[Instructions to follow] Return the full listing word for word, but drop every picture from it.

** Data follows **

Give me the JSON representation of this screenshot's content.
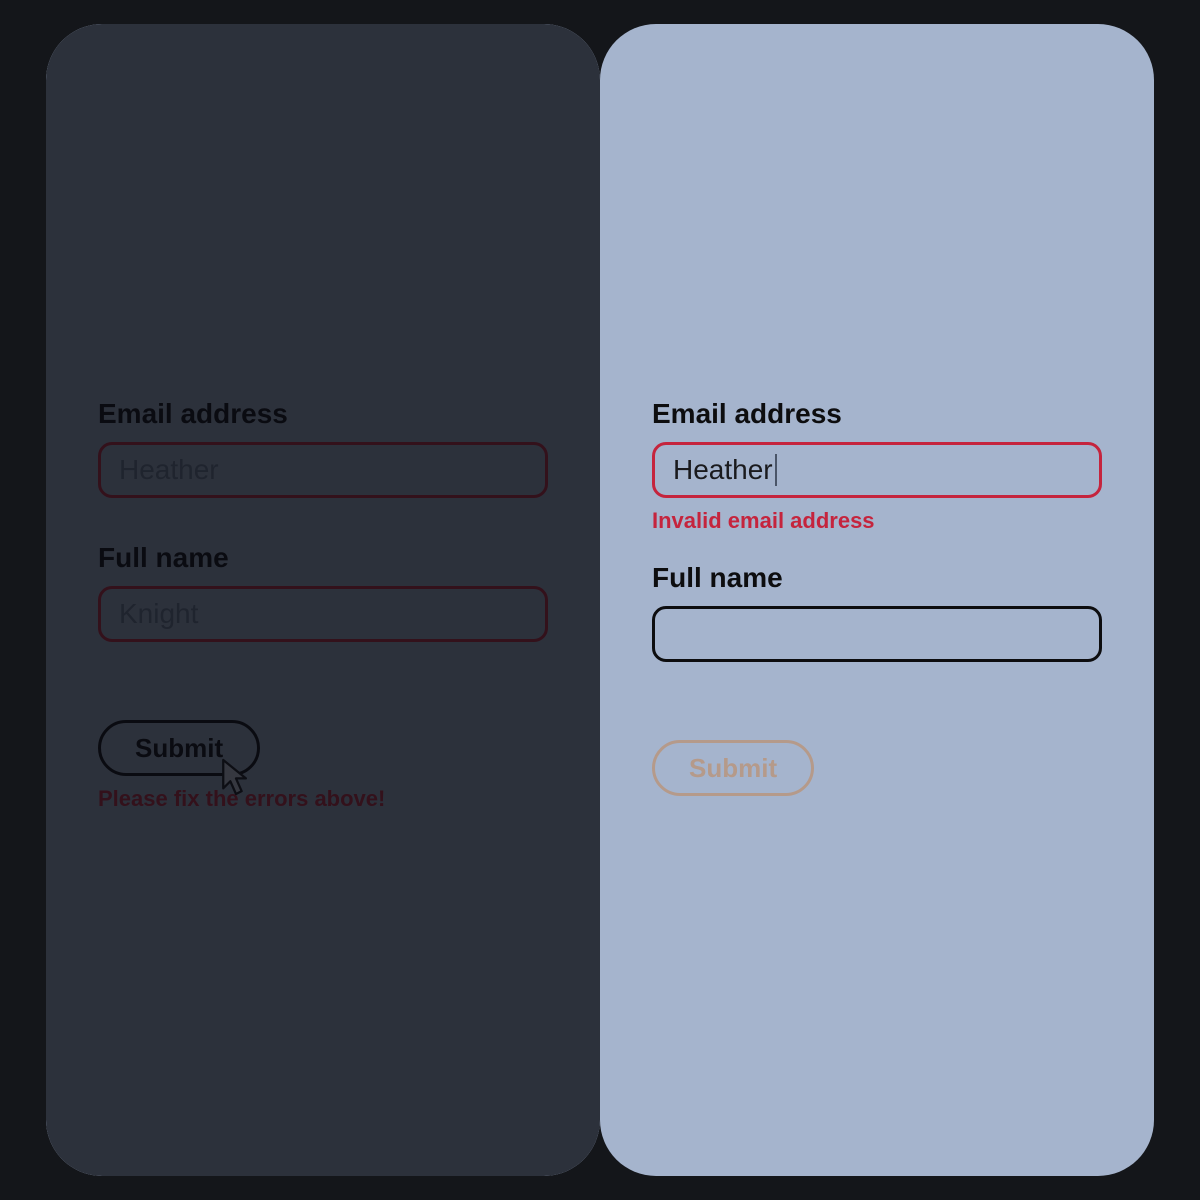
{
  "left": {
    "email_label": "Email address",
    "email_value": "Heather",
    "name_label": "Full name",
    "name_value": "Knight",
    "submit_label": "Submit",
    "submit_error": "Please fix the errors above!"
  },
  "right": {
    "email_label": "Email address",
    "email_value": "Heather",
    "email_error": "Invalid email address",
    "name_label": "Full name",
    "name_value": "",
    "submit_label": "Submit"
  },
  "colors": {
    "error": "#c5243d",
    "panel": "#a5b4cd",
    "bg": "#14161a"
  }
}
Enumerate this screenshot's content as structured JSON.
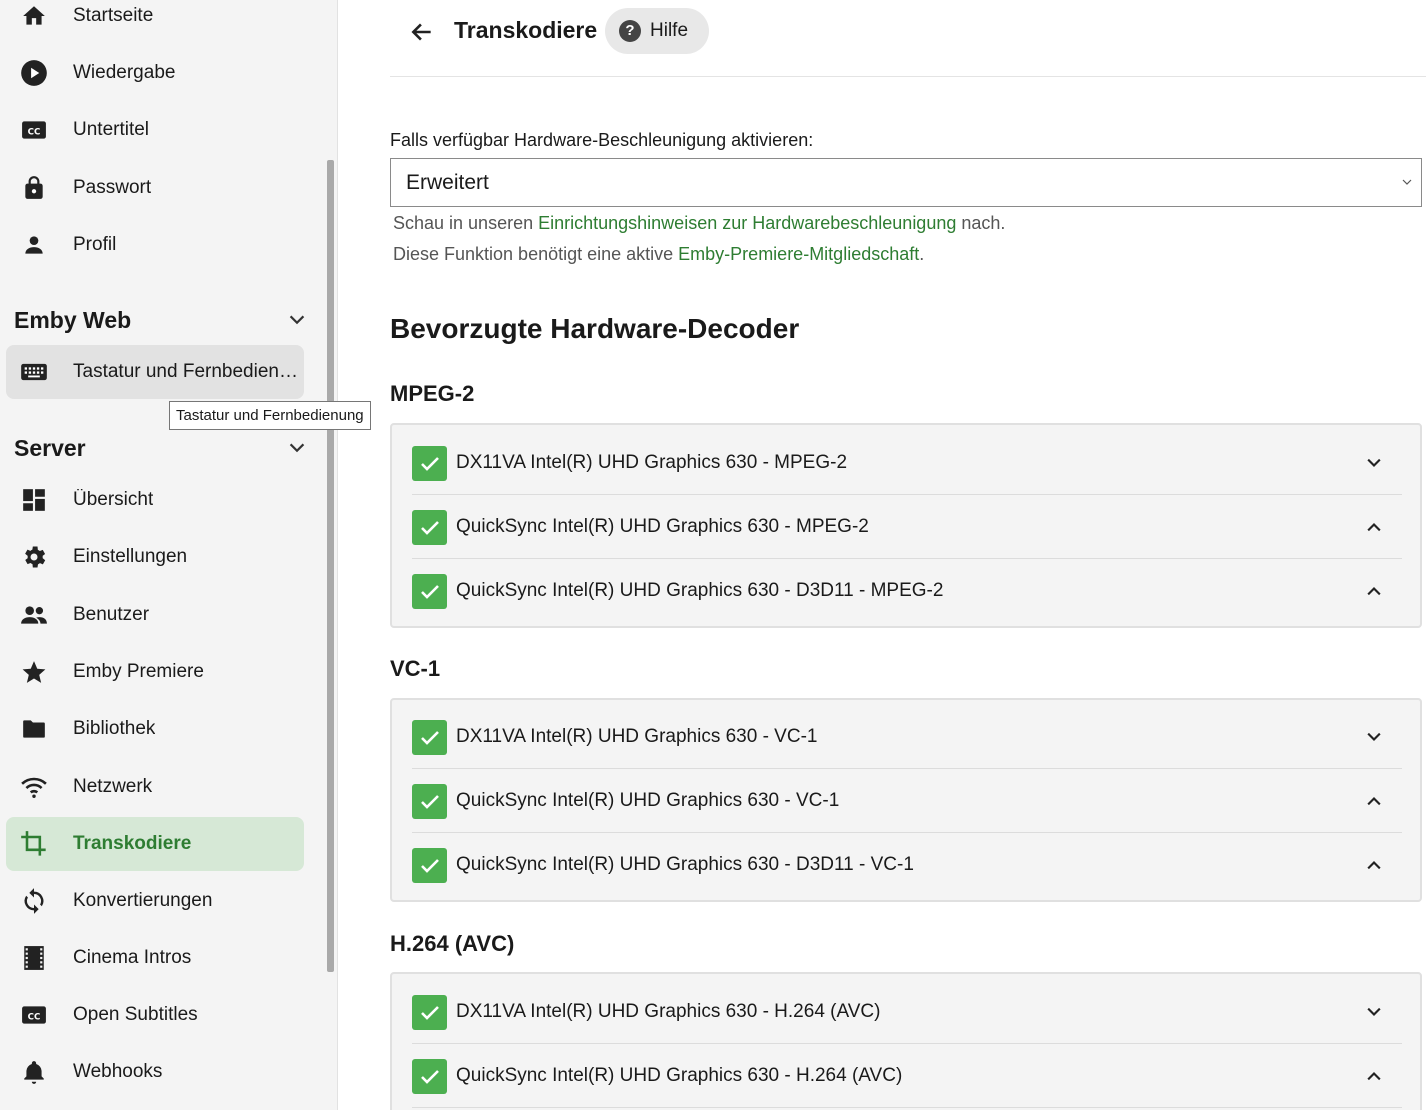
{
  "sidebar": {
    "top_items": [
      {
        "label": "Startseite",
        "icon": "home-icon"
      },
      {
        "label": "Wiedergabe",
        "icon": "play-circle-icon"
      },
      {
        "label": "Untertitel",
        "icon": "closed-caption-icon"
      },
      {
        "label": "Passwort",
        "icon": "lock-icon"
      },
      {
        "label": "Profil",
        "icon": "person-icon"
      }
    ],
    "section_web": {
      "title": "Emby Web",
      "items": [
        {
          "label": "Tastatur und Fernbedienung",
          "icon": "keyboard-icon"
        }
      ]
    },
    "tooltip": "Tastatur und Fernbedienung",
    "section_server": {
      "title": "Server",
      "items": [
        {
          "label": "Übersicht",
          "icon": "dashboard-icon"
        },
        {
          "label": "Einstellungen",
          "icon": "gear-icon"
        },
        {
          "label": "Benutzer",
          "icon": "people-icon"
        },
        {
          "label": "Emby Premiere",
          "icon": "star-icon"
        },
        {
          "label": "Bibliothek",
          "icon": "folder-icon"
        },
        {
          "label": "Netzwerk",
          "icon": "wifi-icon"
        },
        {
          "label": "Transkodiere",
          "icon": "crop-icon",
          "active": true
        },
        {
          "label": "Konvertierungen",
          "icon": "sync-icon"
        },
        {
          "label": "Cinema Intros",
          "icon": "film-icon"
        },
        {
          "label": "Open Subtitles",
          "icon": "closed-caption-icon"
        },
        {
          "label": "Webhooks",
          "icon": "bell-icon"
        }
      ]
    }
  },
  "header": {
    "title": "Transkodiere",
    "help_label": "Hilfe"
  },
  "hw_accel": {
    "label": "Falls verfügbar Hardware-Beschleunigung aktivieren:",
    "value": "Erweitert",
    "hint1_pre": "Schau in unseren ",
    "hint1_link": "Einrichtungshinweisen zur Hardwarebeschleunigung",
    "hint1_post": " nach.",
    "hint2_pre": "Diese Funktion benötigt eine aktive ",
    "hint2_link": "Emby-Premiere-Mitgliedschaft",
    "hint2_post": "."
  },
  "decoders": {
    "heading": "Bevorzugte Hardware-Decoder",
    "groups": [
      {
        "title": "MPEG-2",
        "items": [
          {
            "label": "DX11VA Intel(R) UHD Graphics 630 - MPEG-2",
            "checked": true,
            "chevron": "down"
          },
          {
            "label": "QuickSync Intel(R) UHD Graphics 630 - MPEG-2",
            "checked": true,
            "chevron": "up"
          },
          {
            "label": "QuickSync Intel(R) UHD Graphics 630 - D3D11 - MPEG-2",
            "checked": true,
            "chevron": "up"
          }
        ]
      },
      {
        "title": "VC-1",
        "items": [
          {
            "label": "DX11VA Intel(R) UHD Graphics 630 - VC-1",
            "checked": true,
            "chevron": "down"
          },
          {
            "label": "QuickSync Intel(R) UHD Graphics 630 - VC-1",
            "checked": true,
            "chevron": "up"
          },
          {
            "label": "QuickSync Intel(R) UHD Graphics 630 - D3D11 - VC-1",
            "checked": true,
            "chevron": "up"
          }
        ]
      },
      {
        "title": "H.264 (AVC)",
        "items": [
          {
            "label": "DX11VA Intel(R) UHD Graphics 630 - H.264 (AVC)",
            "checked": true,
            "chevron": "down"
          },
          {
            "label": "QuickSync Intel(R) UHD Graphics 630 - H.264 (AVC)",
            "checked": true,
            "chevron": "up"
          }
        ]
      }
    ]
  },
  "colors": {
    "accent": "#2e7d32",
    "checkbox": "#4caf50",
    "active_bg": "#d6e8d6"
  }
}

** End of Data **

[Exercise solution]
Give me the JSON representation of this screenshot's content.
{
  "left": {
    "email_label": "Email address",
    "email_value": "Heather",
    "name_label": "Full name",
    "name_value": "Knight",
    "submit_label": "Submit",
    "submit_error": "Please fix the errors above!"
  },
  "right": {
    "email_label": "Email address",
    "email_value": "Heather",
    "email_error": "Invalid email address",
    "name_label": "Full name",
    "name_value": "",
    "submit_label": "Submit"
  },
  "colors": {
    "error": "#c5243d",
    "panel": "#a5b4cd",
    "bg": "#14161a"
  }
}
Enumerate this screenshot's content as structured JSON.
{
  "sidebar": {
    "top_items": [
      {
        "label": "Startseite",
        "icon": "home-icon"
      },
      {
        "label": "Wiedergabe",
        "icon": "play-circle-icon"
      },
      {
        "label": "Untertitel",
        "icon": "closed-caption-icon"
      },
      {
        "label": "Passwort",
        "icon": "lock-icon"
      },
      {
        "label": "Profil",
        "icon": "person-icon"
      }
    ],
    "section_web": {
      "title": "Emby Web",
      "items": [
        {
          "label": "Tastatur und Fernbedienung",
          "icon": "keyboard-icon"
        }
      ]
    },
    "tooltip": "Tastatur und Fernbedienung",
    "section_server": {
      "title": "Server",
      "items": [
        {
          "label": "Übersicht",
          "icon": "dashboard-icon"
        },
        {
          "label": "Einstellungen",
          "icon": "gear-icon"
        },
        {
          "label": "Benutzer",
          "icon": "people-icon"
        },
        {
          "label": "Emby Premiere",
          "icon": "star-icon"
        },
        {
          "label": "Bibliothek",
          "icon": "folder-icon"
        },
        {
          "label": "Netzwerk",
          "icon": "wifi-icon"
        },
        {
          "label": "Transkodiere",
          "icon": "crop-icon",
          "active": true
        },
        {
          "label": "Konvertierungen",
          "icon": "sync-icon"
        },
        {
          "label": "Cinema Intros",
          "icon": "film-icon"
        },
        {
          "label": "Open Subtitles",
          "icon": "closed-caption-icon"
        },
        {
          "label": "Webhooks",
          "icon": "bell-icon"
        }
      ]
    }
  },
  "header": {
    "title": "Transkodiere",
    "help_label": "Hilfe"
  },
  "hw_accel": {
    "label": "Falls verfügbar Hardware-Beschleunigung aktivieren:",
    "value": "Erweitert",
    "hint1_pre": "Schau in unseren ",
    "hint1_link": "Einrichtungshinweisen zur Hardwarebeschleunigung",
    "hint1_post": " nach.",
    "hint2_pre": "Diese Funktion benötigt eine aktive ",
    "hint2_link": "Emby-Premiere-Mitgliedschaft",
    "hint2_post": "."
  },
  "decoders": {
    "heading": "Bevorzugte Hardware-Decoder",
    "groups": [
      {
        "title": "MPEG-2",
        "items": [
          {
            "label": "DX11VA Intel(R) UHD Graphics 630 - MPEG-2",
            "checked": true,
            "chevron": "down"
          },
          {
            "label": "QuickSync Intel(R) UHD Graphics 630 - MPEG-2",
            "checked": true,
            "chevron": "up"
          },
          {
            "label": "QuickSync Intel(R) UHD Graphics 630 - D3D11 - MPEG-2",
            "checked": true,
            "chevron": "up"
          }
        ]
      },
      {
        "title": "VC-1",
        "items": [
          {
            "label": "DX11VA Intel(R) UHD Graphics 630 - VC-1",
            "checked": true,
            "chevron": "down"
          },
          {
            "label": "QuickSync Intel(R) UHD Graphics 630 - VC-1",
            "checked": true,
            "chevron": "up"
          },
          {
            "label": "QuickSync Intel(R) UHD Graphics 630 - D3D11 - VC-1",
            "checked": true,
            "chevron": "up"
          }
        ]
      },
      {
        "title": "H.264 (AVC)",
        "items": [
          {
            "label": "DX11VA Intel(R) UHD Graphics 630 - H.264 (AVC)",
            "checked": true,
            "chevron": "down"
          },
          {
            "label": "QuickSync Intel(R) UHD Graphics 630 - H.264 (AVC)",
            "checked": true,
            "chevron": "up"
          }
        ]
      }
    ]
  },
  "colors": {
    "accent": "#2e7d32",
    "checkbox": "#4caf50",
    "active_bg": "#d6e8d6"
  }
}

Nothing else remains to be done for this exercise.